Activity:
Scan the records for lines with the string "Module". Say how many there are, and add nothing.

Records for this task:
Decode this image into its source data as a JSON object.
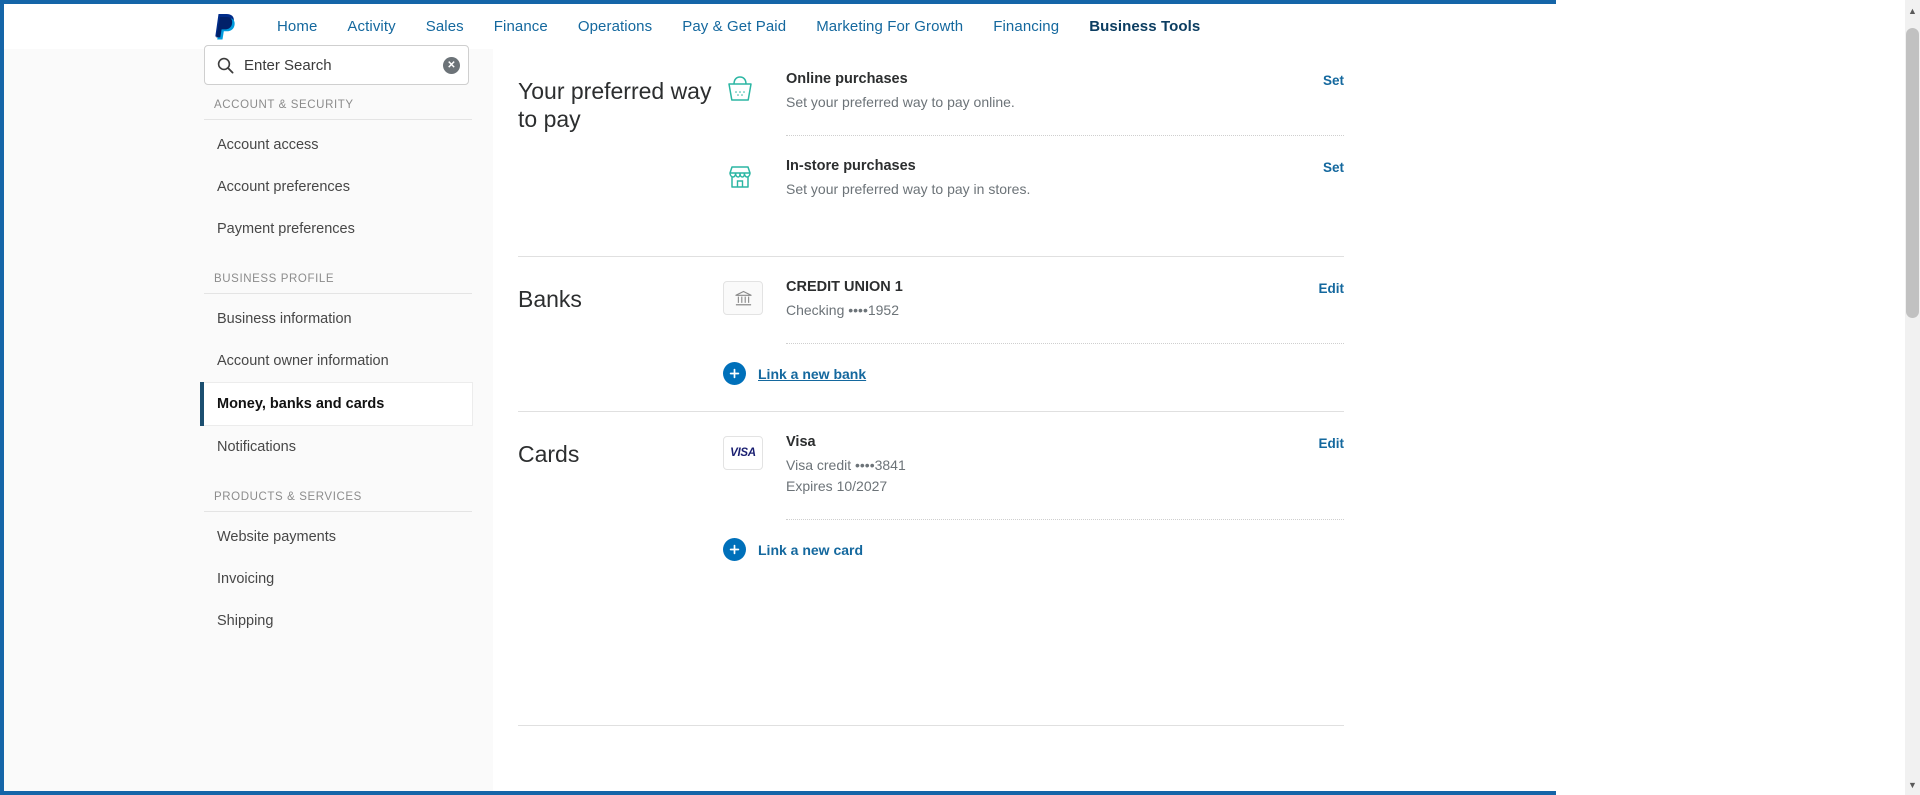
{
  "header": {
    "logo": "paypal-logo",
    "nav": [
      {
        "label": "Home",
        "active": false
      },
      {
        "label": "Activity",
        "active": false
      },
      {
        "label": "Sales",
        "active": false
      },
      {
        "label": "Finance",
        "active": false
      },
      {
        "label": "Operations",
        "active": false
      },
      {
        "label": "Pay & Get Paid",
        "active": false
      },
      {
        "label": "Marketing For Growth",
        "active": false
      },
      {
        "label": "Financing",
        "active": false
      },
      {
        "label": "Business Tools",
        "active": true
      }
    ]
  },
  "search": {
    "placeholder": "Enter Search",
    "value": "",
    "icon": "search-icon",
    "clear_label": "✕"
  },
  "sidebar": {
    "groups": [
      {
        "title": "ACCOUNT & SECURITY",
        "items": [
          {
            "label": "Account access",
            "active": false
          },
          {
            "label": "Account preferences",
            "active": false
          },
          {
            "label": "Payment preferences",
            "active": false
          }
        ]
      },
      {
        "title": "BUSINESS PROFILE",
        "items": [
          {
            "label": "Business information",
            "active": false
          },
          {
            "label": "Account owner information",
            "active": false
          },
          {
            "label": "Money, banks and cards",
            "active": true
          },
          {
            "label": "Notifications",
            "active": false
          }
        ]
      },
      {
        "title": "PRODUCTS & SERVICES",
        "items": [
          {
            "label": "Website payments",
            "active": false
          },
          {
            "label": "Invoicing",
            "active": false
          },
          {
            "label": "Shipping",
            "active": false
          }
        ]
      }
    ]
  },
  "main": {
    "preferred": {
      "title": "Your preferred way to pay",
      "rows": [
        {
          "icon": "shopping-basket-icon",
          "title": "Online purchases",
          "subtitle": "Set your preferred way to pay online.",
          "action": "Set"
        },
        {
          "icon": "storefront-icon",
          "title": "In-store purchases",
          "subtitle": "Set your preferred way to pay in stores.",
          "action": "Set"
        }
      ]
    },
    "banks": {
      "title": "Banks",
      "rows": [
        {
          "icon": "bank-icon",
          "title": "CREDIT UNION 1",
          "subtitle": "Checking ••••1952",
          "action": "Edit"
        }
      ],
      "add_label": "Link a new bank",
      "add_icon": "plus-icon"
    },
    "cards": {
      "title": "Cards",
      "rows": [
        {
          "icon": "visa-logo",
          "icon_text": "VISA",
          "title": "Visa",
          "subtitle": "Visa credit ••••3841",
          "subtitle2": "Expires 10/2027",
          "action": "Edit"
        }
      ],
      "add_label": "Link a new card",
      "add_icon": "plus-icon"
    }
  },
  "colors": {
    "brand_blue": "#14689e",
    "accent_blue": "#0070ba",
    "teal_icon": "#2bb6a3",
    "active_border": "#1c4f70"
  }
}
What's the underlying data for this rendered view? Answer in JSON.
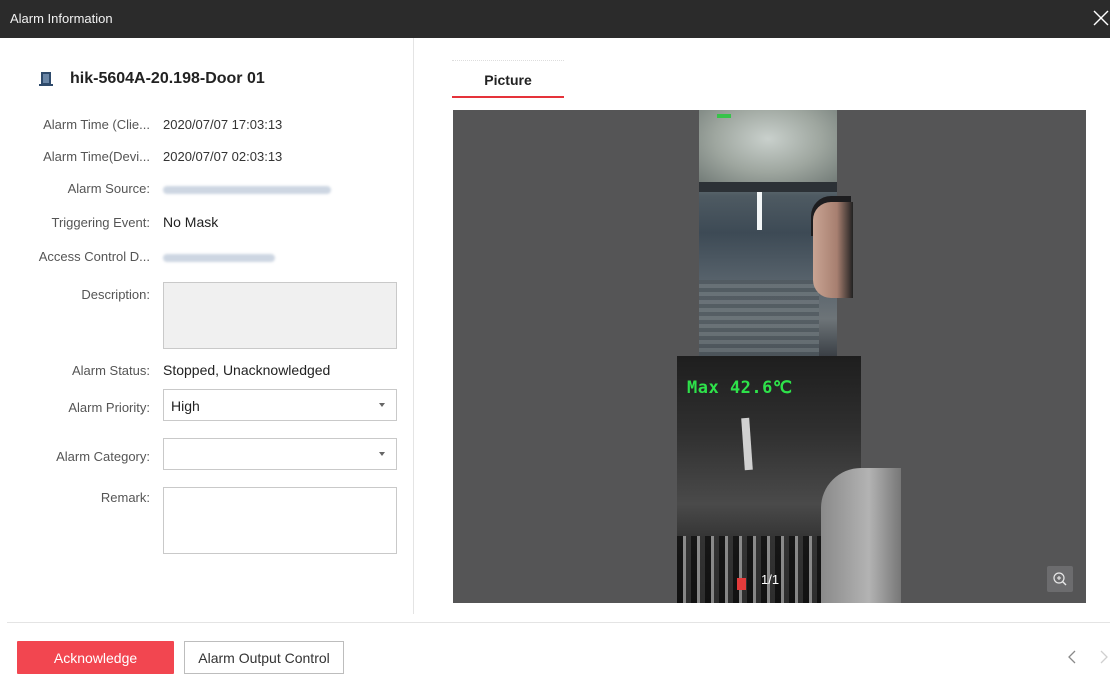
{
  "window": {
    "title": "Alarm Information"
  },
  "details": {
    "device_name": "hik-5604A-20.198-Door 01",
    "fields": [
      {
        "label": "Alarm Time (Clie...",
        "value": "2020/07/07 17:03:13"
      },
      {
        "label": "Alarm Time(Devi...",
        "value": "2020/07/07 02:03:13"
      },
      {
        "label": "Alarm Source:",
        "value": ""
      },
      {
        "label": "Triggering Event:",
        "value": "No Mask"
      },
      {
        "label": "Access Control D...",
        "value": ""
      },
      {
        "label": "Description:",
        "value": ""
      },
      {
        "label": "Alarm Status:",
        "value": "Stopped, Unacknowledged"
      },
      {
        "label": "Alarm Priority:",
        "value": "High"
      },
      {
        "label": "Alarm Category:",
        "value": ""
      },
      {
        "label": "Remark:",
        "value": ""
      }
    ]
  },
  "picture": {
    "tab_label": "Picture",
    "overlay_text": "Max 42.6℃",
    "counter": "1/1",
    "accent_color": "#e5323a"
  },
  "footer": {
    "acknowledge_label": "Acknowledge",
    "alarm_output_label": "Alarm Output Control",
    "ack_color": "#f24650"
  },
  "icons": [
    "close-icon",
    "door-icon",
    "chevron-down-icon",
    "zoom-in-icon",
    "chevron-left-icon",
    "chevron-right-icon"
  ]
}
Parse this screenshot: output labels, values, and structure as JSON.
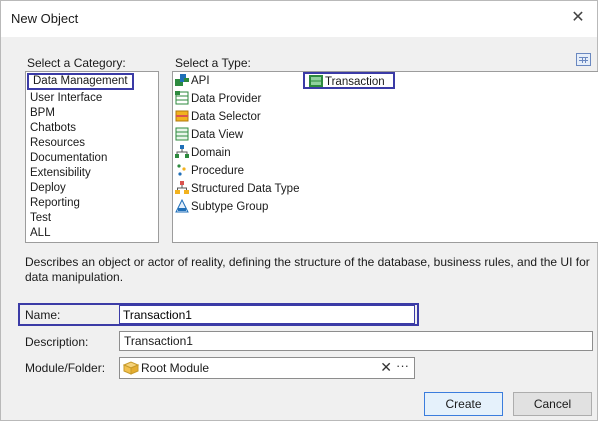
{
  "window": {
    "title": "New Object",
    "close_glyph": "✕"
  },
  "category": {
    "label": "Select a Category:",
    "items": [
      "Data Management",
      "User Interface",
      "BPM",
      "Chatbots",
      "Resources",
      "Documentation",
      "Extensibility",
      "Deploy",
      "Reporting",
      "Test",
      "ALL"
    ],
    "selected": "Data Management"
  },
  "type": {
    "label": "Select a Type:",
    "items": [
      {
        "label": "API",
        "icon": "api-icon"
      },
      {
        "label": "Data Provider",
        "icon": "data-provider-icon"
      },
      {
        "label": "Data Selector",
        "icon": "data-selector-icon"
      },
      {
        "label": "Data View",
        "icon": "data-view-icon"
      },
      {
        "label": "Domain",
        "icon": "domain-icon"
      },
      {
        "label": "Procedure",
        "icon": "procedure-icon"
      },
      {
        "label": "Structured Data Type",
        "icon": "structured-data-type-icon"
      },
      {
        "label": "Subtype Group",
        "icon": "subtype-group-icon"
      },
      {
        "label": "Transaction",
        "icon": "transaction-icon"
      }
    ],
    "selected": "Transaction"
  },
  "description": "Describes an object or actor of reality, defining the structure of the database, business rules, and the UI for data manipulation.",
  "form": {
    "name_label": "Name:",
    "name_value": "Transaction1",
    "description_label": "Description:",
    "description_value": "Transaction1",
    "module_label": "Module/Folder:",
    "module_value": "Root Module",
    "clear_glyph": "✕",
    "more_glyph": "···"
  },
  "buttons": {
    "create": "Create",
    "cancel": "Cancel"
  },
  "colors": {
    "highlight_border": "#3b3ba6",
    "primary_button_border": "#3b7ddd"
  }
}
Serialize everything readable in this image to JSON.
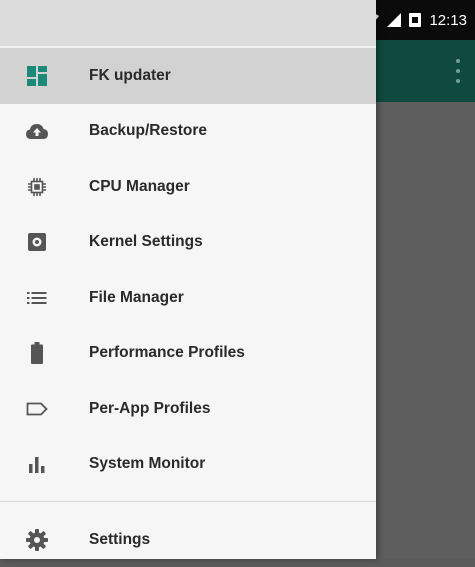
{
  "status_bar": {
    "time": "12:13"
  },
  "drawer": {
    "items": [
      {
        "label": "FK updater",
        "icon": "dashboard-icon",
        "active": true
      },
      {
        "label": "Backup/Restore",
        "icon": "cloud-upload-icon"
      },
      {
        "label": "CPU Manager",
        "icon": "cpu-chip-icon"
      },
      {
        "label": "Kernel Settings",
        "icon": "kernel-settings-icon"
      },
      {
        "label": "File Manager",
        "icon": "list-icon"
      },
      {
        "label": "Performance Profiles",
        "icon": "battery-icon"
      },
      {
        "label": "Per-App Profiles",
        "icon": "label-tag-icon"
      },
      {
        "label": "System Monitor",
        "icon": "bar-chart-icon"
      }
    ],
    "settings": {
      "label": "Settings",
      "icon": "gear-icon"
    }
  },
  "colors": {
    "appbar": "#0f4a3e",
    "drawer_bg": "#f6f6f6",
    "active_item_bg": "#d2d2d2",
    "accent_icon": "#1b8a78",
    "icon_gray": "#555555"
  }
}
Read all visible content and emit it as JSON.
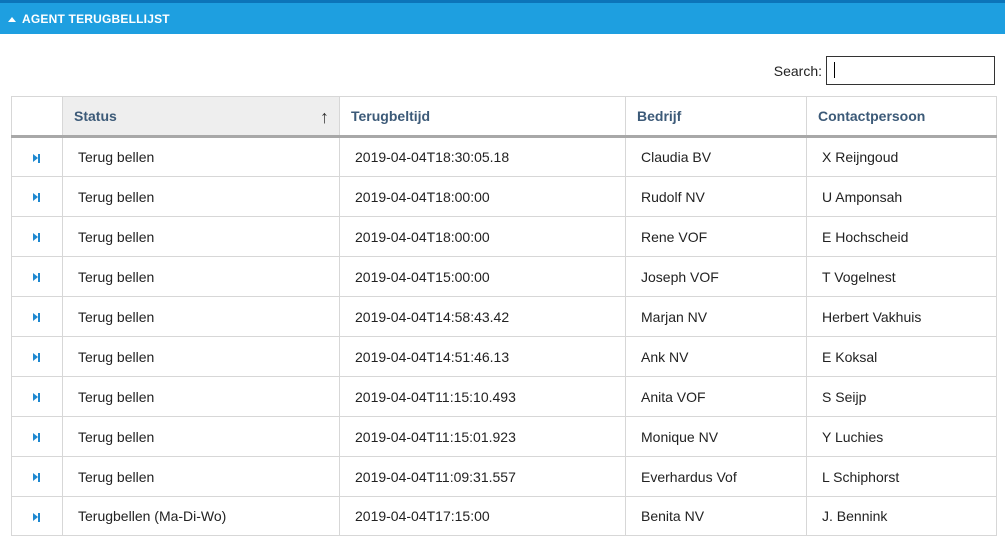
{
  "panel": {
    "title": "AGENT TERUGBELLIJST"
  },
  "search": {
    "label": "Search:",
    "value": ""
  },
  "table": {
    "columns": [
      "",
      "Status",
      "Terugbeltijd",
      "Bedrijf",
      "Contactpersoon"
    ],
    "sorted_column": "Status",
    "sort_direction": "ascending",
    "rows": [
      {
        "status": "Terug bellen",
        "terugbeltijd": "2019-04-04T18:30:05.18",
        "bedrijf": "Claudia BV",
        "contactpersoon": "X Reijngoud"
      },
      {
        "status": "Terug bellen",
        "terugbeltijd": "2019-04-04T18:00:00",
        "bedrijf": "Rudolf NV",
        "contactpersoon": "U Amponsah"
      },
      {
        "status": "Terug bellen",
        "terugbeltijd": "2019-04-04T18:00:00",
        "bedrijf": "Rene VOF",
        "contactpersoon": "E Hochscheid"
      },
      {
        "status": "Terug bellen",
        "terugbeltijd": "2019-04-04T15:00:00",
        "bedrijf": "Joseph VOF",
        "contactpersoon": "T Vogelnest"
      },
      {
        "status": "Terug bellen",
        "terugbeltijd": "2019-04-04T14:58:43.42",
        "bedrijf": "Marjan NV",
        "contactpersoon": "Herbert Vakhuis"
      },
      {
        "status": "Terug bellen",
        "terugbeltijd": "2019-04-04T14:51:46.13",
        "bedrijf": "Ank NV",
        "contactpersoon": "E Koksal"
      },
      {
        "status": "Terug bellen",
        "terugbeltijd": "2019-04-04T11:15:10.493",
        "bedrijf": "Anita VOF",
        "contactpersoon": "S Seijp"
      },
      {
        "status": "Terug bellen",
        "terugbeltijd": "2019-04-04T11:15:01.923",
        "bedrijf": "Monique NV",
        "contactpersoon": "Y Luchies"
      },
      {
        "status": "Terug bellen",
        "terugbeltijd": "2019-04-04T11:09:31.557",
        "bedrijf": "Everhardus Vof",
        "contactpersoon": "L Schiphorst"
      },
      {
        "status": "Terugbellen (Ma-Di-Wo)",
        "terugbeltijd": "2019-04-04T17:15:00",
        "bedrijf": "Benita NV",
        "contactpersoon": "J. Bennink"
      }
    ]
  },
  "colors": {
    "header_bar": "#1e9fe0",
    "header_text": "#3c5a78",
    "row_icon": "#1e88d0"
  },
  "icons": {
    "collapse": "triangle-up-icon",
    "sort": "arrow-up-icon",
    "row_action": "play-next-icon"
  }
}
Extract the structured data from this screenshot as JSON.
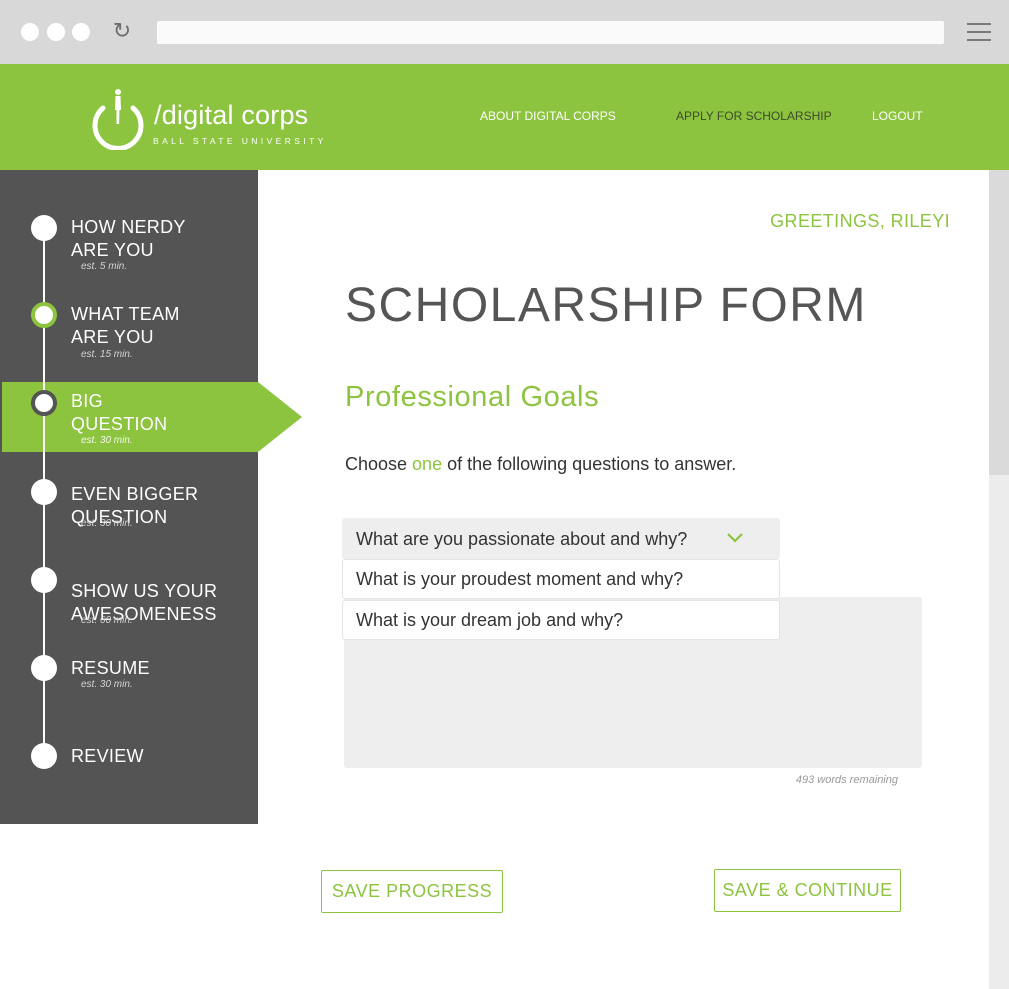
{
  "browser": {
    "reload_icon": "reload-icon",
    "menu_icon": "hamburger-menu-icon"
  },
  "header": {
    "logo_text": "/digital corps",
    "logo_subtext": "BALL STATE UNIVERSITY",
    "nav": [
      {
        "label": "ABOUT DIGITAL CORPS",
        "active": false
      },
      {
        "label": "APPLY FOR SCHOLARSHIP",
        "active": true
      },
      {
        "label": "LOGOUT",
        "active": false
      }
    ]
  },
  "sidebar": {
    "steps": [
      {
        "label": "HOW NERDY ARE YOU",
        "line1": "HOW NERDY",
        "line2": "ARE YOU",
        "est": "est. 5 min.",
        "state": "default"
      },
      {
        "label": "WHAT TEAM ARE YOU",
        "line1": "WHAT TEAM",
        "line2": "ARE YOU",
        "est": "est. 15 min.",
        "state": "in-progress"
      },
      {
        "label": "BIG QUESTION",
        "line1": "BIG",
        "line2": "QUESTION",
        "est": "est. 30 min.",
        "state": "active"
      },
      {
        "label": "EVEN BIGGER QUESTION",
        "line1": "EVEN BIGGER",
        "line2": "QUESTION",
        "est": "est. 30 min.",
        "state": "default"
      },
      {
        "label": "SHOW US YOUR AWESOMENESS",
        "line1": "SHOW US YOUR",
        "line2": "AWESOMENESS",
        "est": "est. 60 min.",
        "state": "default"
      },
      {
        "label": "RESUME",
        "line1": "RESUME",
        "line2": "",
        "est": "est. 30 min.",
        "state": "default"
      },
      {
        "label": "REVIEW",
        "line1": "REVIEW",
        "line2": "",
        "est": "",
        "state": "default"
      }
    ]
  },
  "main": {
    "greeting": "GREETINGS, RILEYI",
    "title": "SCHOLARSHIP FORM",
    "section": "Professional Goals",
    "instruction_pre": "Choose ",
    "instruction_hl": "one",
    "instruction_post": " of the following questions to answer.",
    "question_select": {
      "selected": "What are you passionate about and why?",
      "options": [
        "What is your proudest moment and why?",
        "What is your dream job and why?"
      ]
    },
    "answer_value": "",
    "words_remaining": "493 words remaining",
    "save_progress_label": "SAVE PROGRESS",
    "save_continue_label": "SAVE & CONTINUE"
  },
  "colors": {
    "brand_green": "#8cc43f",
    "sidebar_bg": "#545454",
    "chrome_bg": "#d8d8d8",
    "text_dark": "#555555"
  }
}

Response to the exercise:
2